Attorney Henry Williams, left, and Greater 2nd Mt. Olive Baptist Church Pastor Lorenzo Heard stand on the steps of the Dougherty County Courthouse Tuesday where they announced they have filed suit to force the county Board of Elections to place Heard’s name on the November ballot against Lane Price in the at-large school board race.
ALBANY, Ga. — Greater 2nd Mt. Olive Baptist Church pastor Lorenzo Heard has filed suit in Dougherty County Superior Court seeking to force the county elections board to place his name on the Nov. 6 ballot as an independent in the county School Board race against Lane Price.
Heard’s attorney, Henry Williams, filed the suit late Tuesday afternoon and held a news conference with Heard hours later to announce the action.
“Instead of getting his day on the ballot, Rev. Heard will get his day in court,” said Williams. “This is all about giving the voters a choice and it has nothing to do with the other candidate.

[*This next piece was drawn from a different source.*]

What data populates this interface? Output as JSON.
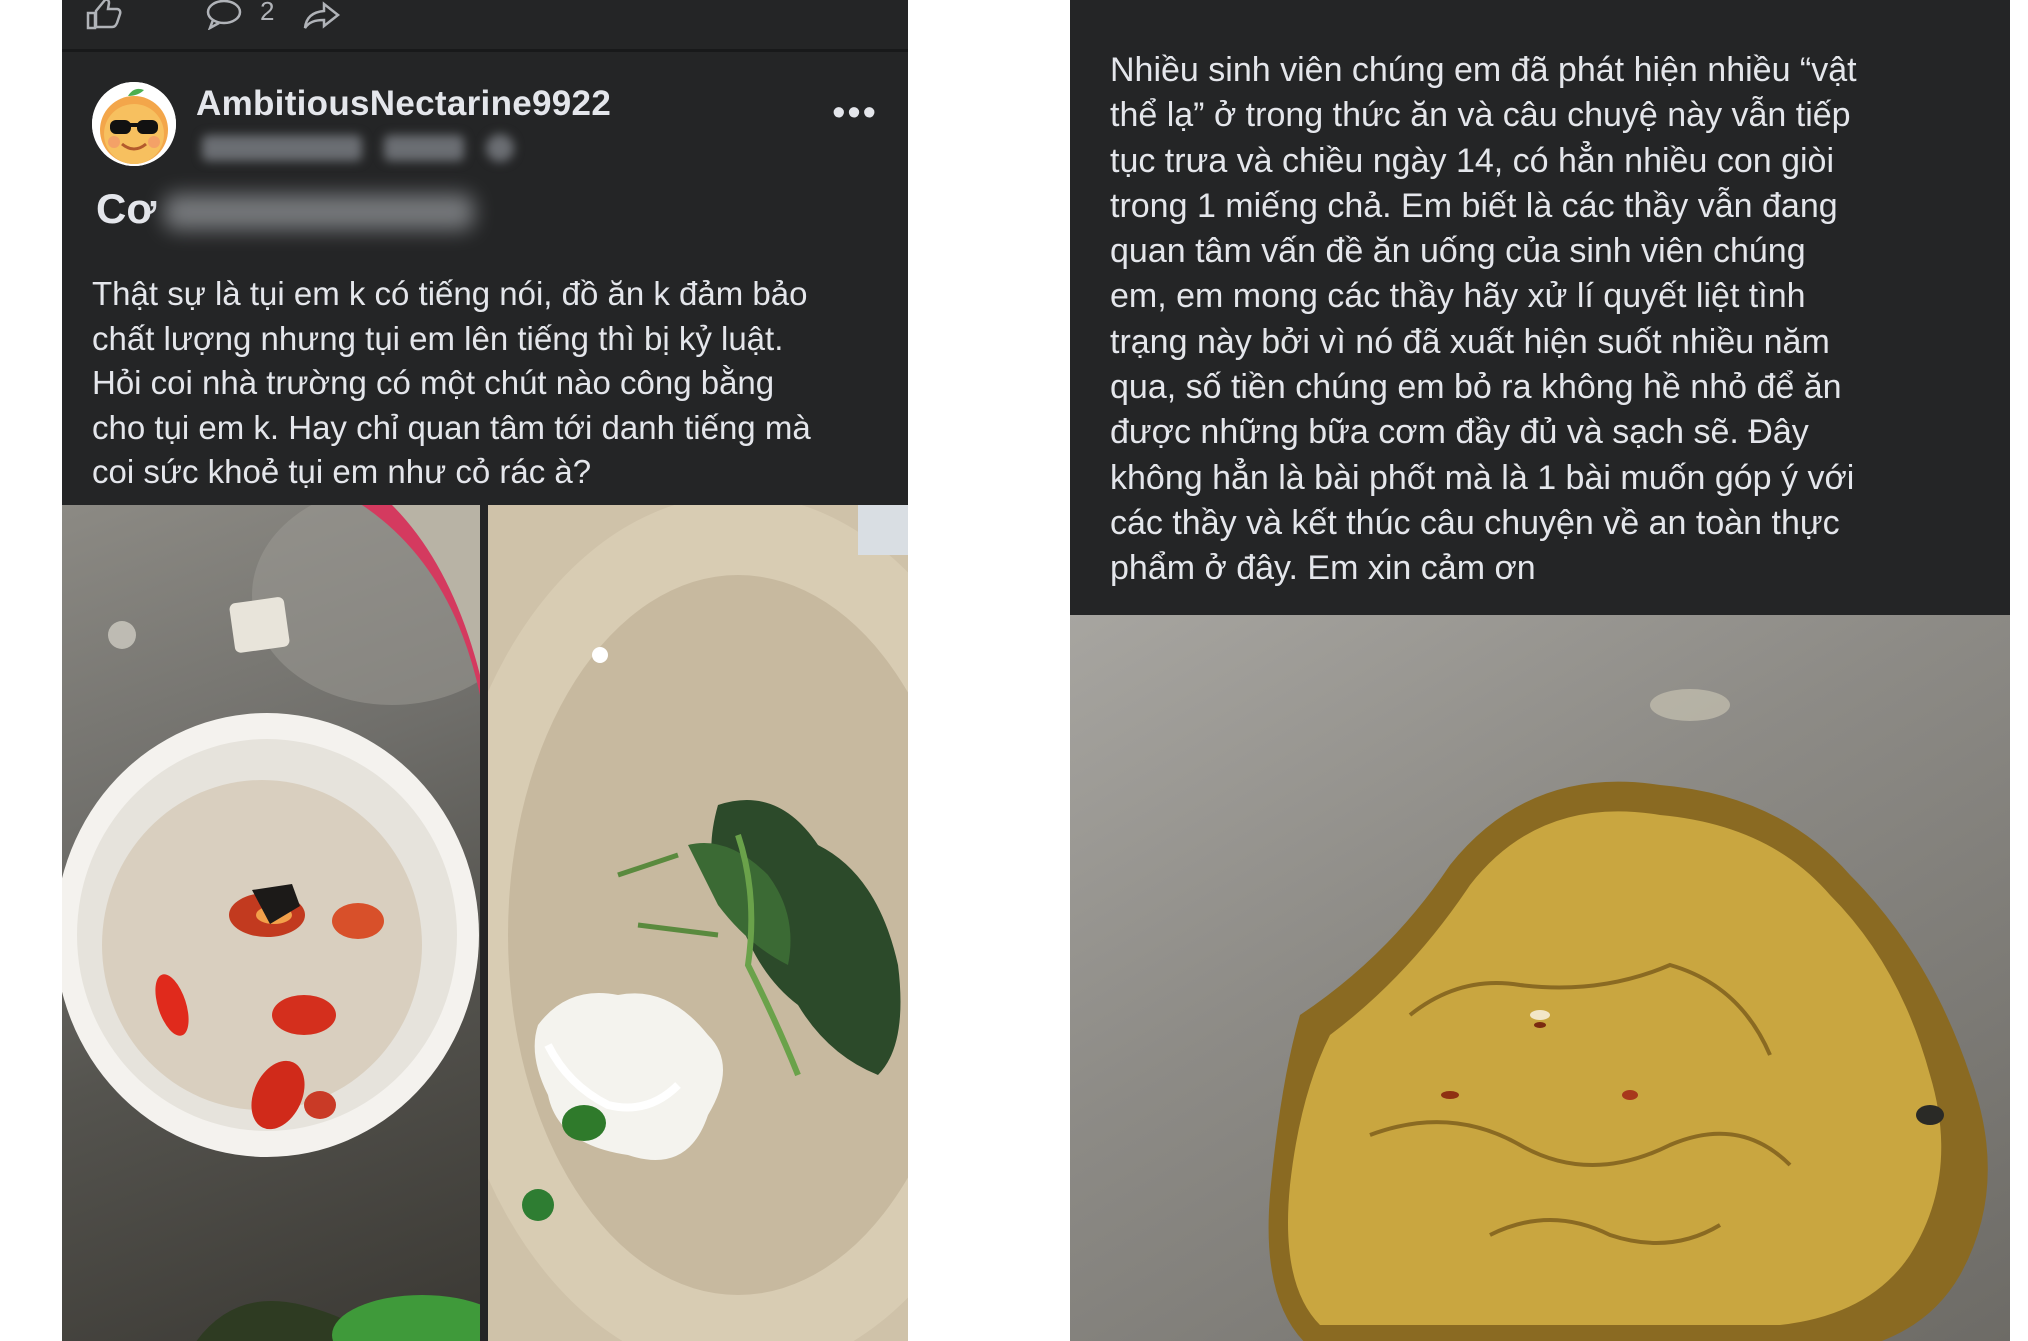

This is also about due process and fairness and the appearance of fairness.
“We’ve been caught up in the barbed wire of technicalities.”
Williams said the case is built around two “flaws” in the process the board used in rejecting Heard’s candidacy.
Williams claims the elections office erred in not accepting Heard’s notice of candidacy application.
He also contends the office erred in determining the number of valid petition signatures Heard needed to get his name on the ballot.
Heard’s certificate of candidacy was presented to the elections office by County Commissioner-elect Clinton Johnson just prior to the noon qualifying deadline.
The paperwork, which had been time stamped, was rejected and returned to Johnson, who then left the building. On Aug. 6, Heard arrived at the elections office with his petition signatures, and claimed the document Johnson presented three days earlier was an original affidavit.
When asked the location of the original notarized document, Heard responded “it no longer exists. It was shredded.”
Heard then said the time stamped original was shredded “out of frustration.”
In regard to the signature petitions, Williams claimed the elections office is using flawed numbers.
The signatures of 2,911 registered Dougherty County voters (five percent of more than 59,000 county voters) were needed on the candidacy petition.
Elections officials certified just 1,672 signatures of the 3,258 submitted; 1,202 signatures were not certified when it became obvious Heard would not reach the required 2,911 threshold.
Williams said the elections office should have used numbers from the last general election, which was held in 2008.
“There were 46,000 registered voters in Dougherty County in 2008, they should not have used the 59,000 they are currently using,” Williams said. “If the starting basis is flawed then the requisite number of signatures is also flawed.”
Williams added that by using the “correct” number of 46,000 registered voters in 2008, Heard would need just 2,626 certified signatures rather than 2,911.
“There is a discrepancy in the numbers the elections office is using,” Williams said. “All we want is for the citizens of Dougherty County to have a choice in this election.”